Adolf Frederick died in Stockholm on 12 February 1771 after having consumed a large meal, consisting of lobster, caviar, sauerkraut, kippers and champagne, topped off with 14 servings of his favourite dessert: hetvägg, made of semla pastries served in bowls of hot milk.
Famous personalities have died of various causes. We have seen heart attacks, car accidents, and natural deaths. Death is an inevitable reality and can arrive in any fearful form. In the case of Adolf Frederick, King of Sweden from 1751 to 1771, it arrived in the form of excess gourmet food.
Adolf Frederick consumed a meal of lobster, caviar, sauerkraut, kippers and champagne. For dessert, he had fourteen servings of semla (a traditional sweet roll made in Sweden) served in a bowl of hot milk. The consequence was death.
His reign was part of the Age of Liberty, during which civil rights of the Swedish people increased and the country witnessed an extended period of peace. In 1766, his reign also saw the Swedish parliament pass the world’s first legislation supporting freedom of the press and freedom of information.
But his reign is perhaps best remembered for the way it ended: with the king eating himself to death.
This king, who literally ate himself to death had one talent that outshone various drawbacks- he loved making snuffboxes. His period saw a reign of extended peace although the financial situation of the country deteriorated. He was pointed out during and after his reign as a weak and dependent ruler.

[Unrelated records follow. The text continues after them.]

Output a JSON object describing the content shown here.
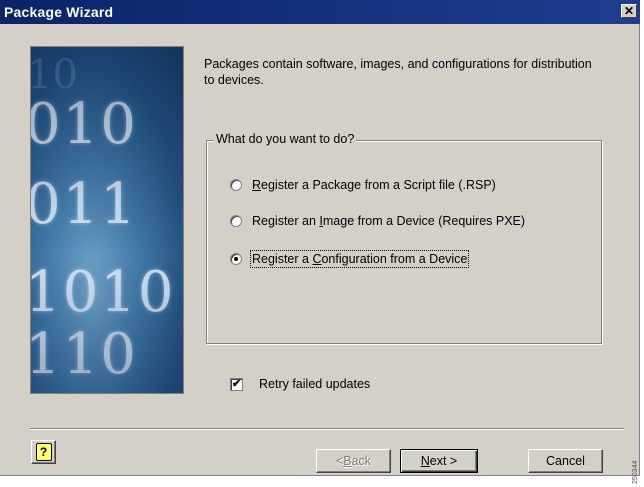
{
  "window": {
    "title": "Package Wizard",
    "close_glyph": "✕"
  },
  "description": "Packages contain software, images, and configurations for distribution to devices.",
  "group": {
    "legend": "What do you want to do?",
    "options": [
      {
        "pre": "",
        "mnemonic": "R",
        "post": "egister a Package from a Script file (.RSP)",
        "checked": false
      },
      {
        "pre": "Register an ",
        "mnemonic": "I",
        "post": "mage from a Device (Requires PXE)",
        "checked": false
      },
      {
        "pre": "Register a ",
        "mnemonic": "C",
        "post": "onfiguration from a Device",
        "checked": true
      }
    ]
  },
  "retry": {
    "label": "Retry failed updates",
    "checked": true,
    "check_glyph": "✔"
  },
  "buttons": {
    "help_glyph": "?",
    "back_prefix": "< ",
    "back_mnemonic": "B",
    "back_suffix": "ack",
    "next_mnemonic": "N",
    "next_suffix": "ext >",
    "cancel": "Cancel"
  },
  "side_number": "250344",
  "banner": {
    "digit_rows": [
      "010",
      "011",
      "1010",
      "110"
    ]
  },
  "colors": {
    "titlebar": "#0a246a",
    "window_bg": "#d4d0c8"
  }
}
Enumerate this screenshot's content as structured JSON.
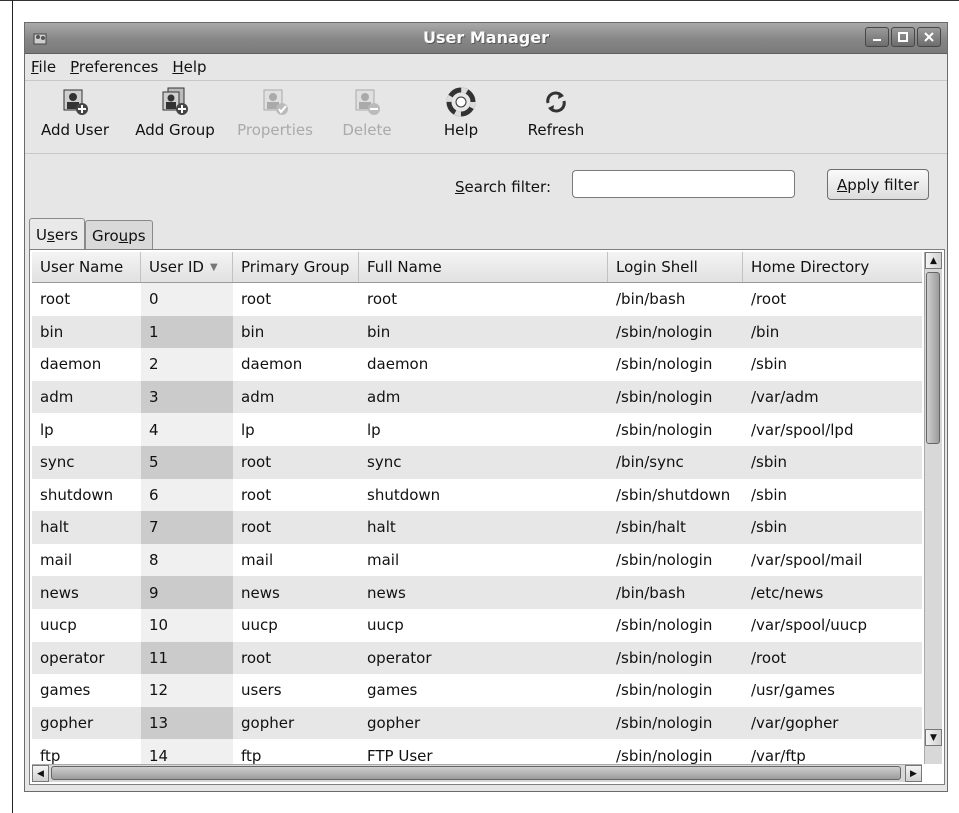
{
  "window": {
    "title": "User Manager"
  },
  "menu": [
    {
      "pre": "",
      "mnemonic": "F",
      "post": "ile"
    },
    {
      "pre": "",
      "mnemonic": "P",
      "post": "references"
    },
    {
      "pre": "",
      "mnemonic": "H",
      "post": "elp"
    }
  ],
  "toolbar": {
    "add_user": "Add User",
    "add_group": "Add Group",
    "properties": "Properties",
    "delete": "Delete",
    "help": "Help",
    "refresh": "Refresh",
    "disabled": [
      "Properties",
      "Delete"
    ]
  },
  "search": {
    "label_mnemonic": "S",
    "label_rest": "earch filter:",
    "value": "",
    "apply_mnemonic": "A",
    "apply_rest": "pply filter"
  },
  "tabs": {
    "users": {
      "pre": "U",
      "mnemonic": "s",
      "post": "ers",
      "active": true
    },
    "groups": {
      "pre": "Gro",
      "mnemonic": "u",
      "post": "ps",
      "active": false
    }
  },
  "table": {
    "columns": [
      "User Name",
      "User ID",
      "Primary Group",
      "Full Name",
      "Login Shell",
      "Home Directory"
    ],
    "sorted_column": "User ID",
    "rows": [
      [
        "root",
        "0",
        "root",
        "root",
        "/bin/bash",
        "/root"
      ],
      [
        "bin",
        "1",
        "bin",
        "bin",
        "/sbin/nologin",
        "/bin"
      ],
      [
        "daemon",
        "2",
        "daemon",
        "daemon",
        "/sbin/nologin",
        "/sbin"
      ],
      [
        "adm",
        "3",
        "adm",
        "adm",
        "/sbin/nologin",
        "/var/adm"
      ],
      [
        "lp",
        "4",
        "lp",
        "lp",
        "/sbin/nologin",
        "/var/spool/lpd"
      ],
      [
        "sync",
        "5",
        "root",
        "sync",
        "/bin/sync",
        "/sbin"
      ],
      [
        "shutdown",
        "6",
        "root",
        "shutdown",
        "/sbin/shutdown",
        "/sbin"
      ],
      [
        "halt",
        "7",
        "root",
        "halt",
        "/sbin/halt",
        "/sbin"
      ],
      [
        "mail",
        "8",
        "mail",
        "mail",
        "/sbin/nologin",
        "/var/spool/mail"
      ],
      [
        "news",
        "9",
        "news",
        "news",
        "/bin/bash",
        "/etc/news"
      ],
      [
        "uucp",
        "10",
        "uucp",
        "uucp",
        "/sbin/nologin",
        "/var/spool/uucp"
      ],
      [
        "operator",
        "11",
        "root",
        "operator",
        "/sbin/nologin",
        "/root"
      ],
      [
        "games",
        "12",
        "users",
        "games",
        "/sbin/nologin",
        "/usr/games"
      ],
      [
        "gopher",
        "13",
        "gopher",
        "gopher",
        "/sbin/nologin",
        "/var/gopher"
      ],
      [
        "ftp",
        "14",
        "ftp",
        "FTP User",
        "/sbin/nologin",
        "/var/ftp"
      ]
    ]
  }
}
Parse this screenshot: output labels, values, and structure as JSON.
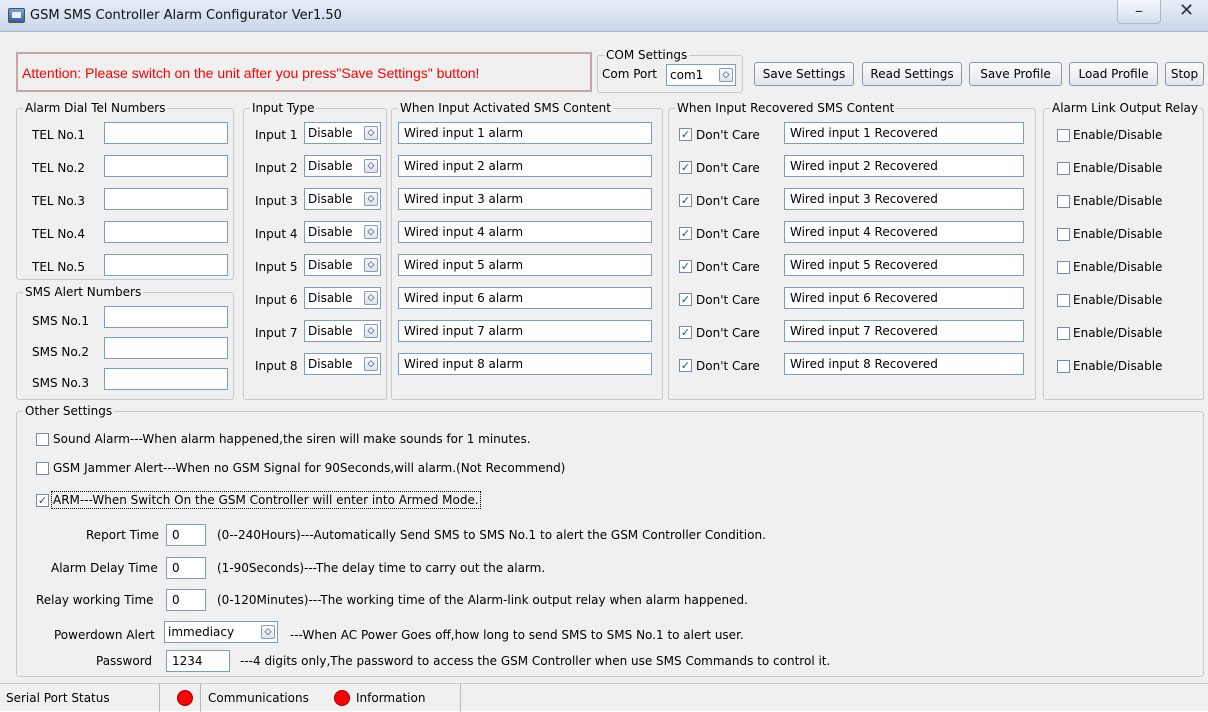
{
  "window": {
    "title": "GSM SMS Controller Alarm Configurator Ver1.50",
    "minimize_label": "–",
    "close_label": "✕"
  },
  "attention": "Attention: Please switch on the unit after you press\"Save Settings\" button!",
  "com_settings": {
    "legend": "COM Settings",
    "port_label": "Com Port",
    "port_value": "com1"
  },
  "toolbar": {
    "save_settings": "Save Settings",
    "read_settings": "Read Settings",
    "save_profile": "Save Profile",
    "load_profile": "Load Profile",
    "stop": "Stop"
  },
  "alarm_dial": {
    "legend": "Alarm Dial Tel Numbers",
    "rows": [
      {
        "label": "TEL No.1",
        "value": ""
      },
      {
        "label": "TEL No.2",
        "value": ""
      },
      {
        "label": "TEL No.3",
        "value": ""
      },
      {
        "label": "TEL No.4",
        "value": ""
      },
      {
        "label": "TEL No.5",
        "value": ""
      }
    ]
  },
  "sms_alert": {
    "legend": "SMS Alert Numbers",
    "rows": [
      {
        "label": "SMS No.1",
        "value": ""
      },
      {
        "label": "SMS No.2",
        "value": ""
      },
      {
        "label": "SMS No.3",
        "value": ""
      }
    ]
  },
  "input_type": {
    "legend": "Input Type",
    "rows": [
      {
        "label": "Input 1",
        "value": "Disable"
      },
      {
        "label": "Input 2",
        "value": "Disable"
      },
      {
        "label": "Input 3",
        "value": "Disable"
      },
      {
        "label": "Input 4",
        "value": "Disable"
      },
      {
        "label": "Input 5",
        "value": "Disable"
      },
      {
        "label": "Input 6",
        "value": "Disable"
      },
      {
        "label": "Input 7",
        "value": "Disable"
      },
      {
        "label": "Input 8",
        "value": "Disable"
      }
    ]
  },
  "activated": {
    "legend": "When Input Activated SMS Content",
    "values": [
      "Wired input 1 alarm",
      "Wired input 2 alarm",
      "Wired input 3 alarm",
      "Wired input 4 alarm",
      "Wired input 5 alarm",
      "Wired input 6 alarm",
      "Wired input 7 alarm",
      "Wired input 8 alarm"
    ]
  },
  "recovered": {
    "legend": "When Input Recovered SMS Content",
    "dont_care_label": "Don't Care",
    "rows": [
      {
        "checked": true,
        "value": "Wired input 1 Recovered"
      },
      {
        "checked": true,
        "value": "Wired input 2 Recovered"
      },
      {
        "checked": true,
        "value": "Wired input 3 Recovered"
      },
      {
        "checked": true,
        "value": "Wired input 4 Recovered"
      },
      {
        "checked": true,
        "value": "Wired input 5 Recovered"
      },
      {
        "checked": true,
        "value": "Wired input 6 Recovered"
      },
      {
        "checked": true,
        "value": "Wired input 7 Recovered"
      },
      {
        "checked": true,
        "value": "Wired input 8 Recovered"
      }
    ]
  },
  "relay": {
    "legend": "Alarm Link Output Relay",
    "item_label": "Enable/Disable",
    "checked": [
      false,
      false,
      false,
      false,
      false,
      false,
      false,
      false
    ]
  },
  "other": {
    "legend": "Other Settings",
    "sound_alarm": {
      "checked": false,
      "label": "Sound Alarm---When alarm happened,the siren will make sounds for 1 minutes."
    },
    "jammer": {
      "checked": false,
      "label": "GSM Jammer Alert---When no GSM Signal for 90Seconds,will alarm.(Not Recommend)"
    },
    "arm": {
      "checked": true,
      "label": "ARM---When Switch On the GSM Controller will enter into Armed Mode."
    },
    "report_time": {
      "label": "Report Time",
      "value": "0",
      "desc": "(0--240Hours)---Automatically Send SMS to SMS No.1 to alert the GSM Controller Condition."
    },
    "alarm_delay": {
      "label": "Alarm Delay Time",
      "value": "0",
      "desc": "(1-90Seconds)---The delay time to carry out the alarm."
    },
    "relay_time": {
      "label": "Relay working Time",
      "value": "0",
      "desc": "(0-120Minutes)---The working time of the Alarm-link output relay when alarm happened."
    },
    "powerdown": {
      "label": "Powerdown Alert",
      "value": "immediacy",
      "desc": "---When AC Power Goes off,how long to send SMS to SMS No.1 to alert user."
    },
    "password": {
      "label": "Password",
      "value": "1234",
      "desc": "---4 digits only,The password to access the GSM Controller when use SMS Commands to control it."
    }
  },
  "status": {
    "serial": "Serial Port Status",
    "communications": "Communications",
    "information": "Information",
    "led_color": "#ff0000"
  }
}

It’s also said that even though he was not a great monarch, he was a great husband, a doting father and a gentle master to the servants. His death was mourned deeply by those who had witnessed his friendship and hospitality.